## THE TASK
Return all of the listing word for word; the pictures stay out.

[[ RECORDED INFORMATION open ]]

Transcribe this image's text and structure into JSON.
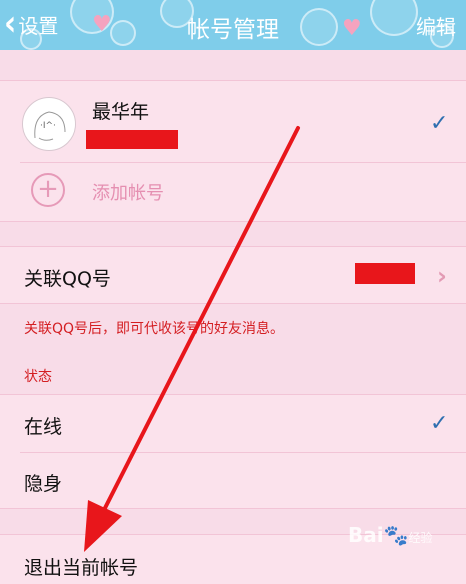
{
  "nav": {
    "back_label": "设置",
    "title": "帐号管理",
    "edit_label": "编辑"
  },
  "account": {
    "name": "最华年",
    "add_label": "添加帐号"
  },
  "link_qq": {
    "label": "关联QQ号",
    "hint": "关联QQ号后，即可代收该号的好友消息。"
  },
  "status": {
    "header": "状态",
    "options": [
      {
        "label": "在线",
        "selected": true
      },
      {
        "label": "隐身",
        "selected": false
      }
    ]
  },
  "logout_label": "退出当前帐号",
  "watermark": {
    "brand": "Bai",
    "suffix": "经验"
  },
  "colors": {
    "nav": "#7fcdea",
    "background": "#f8dce8",
    "check": "#2f6fb0",
    "annotation": "#e8161b"
  }
}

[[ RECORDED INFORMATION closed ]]

## ANSWER SECTION
Transcribe this image's text and structure into JSON.
{
  "nav": {
    "back_label": "设置",
    "title": "帐号管理",
    "edit_label": "编辑"
  },
  "account": {
    "name": "最华年",
    "add_label": "添加帐号"
  },
  "link_qq": {
    "label": "关联QQ号",
    "hint": "关联QQ号后，即可代收该号的好友消息。"
  },
  "status": {
    "header": "状态",
    "options": [
      {
        "label": "在线",
        "selected": true
      },
      {
        "label": "隐身",
        "selected": false
      }
    ]
  },
  "logout_label": "退出当前帐号",
  "watermark": {
    "brand": "Bai",
    "suffix": "经验"
  },
  "colors": {
    "nav": "#7fcdea",
    "background": "#f8dce8",
    "check": "#2f6fb0",
    "annotation": "#e8161b"
  }
}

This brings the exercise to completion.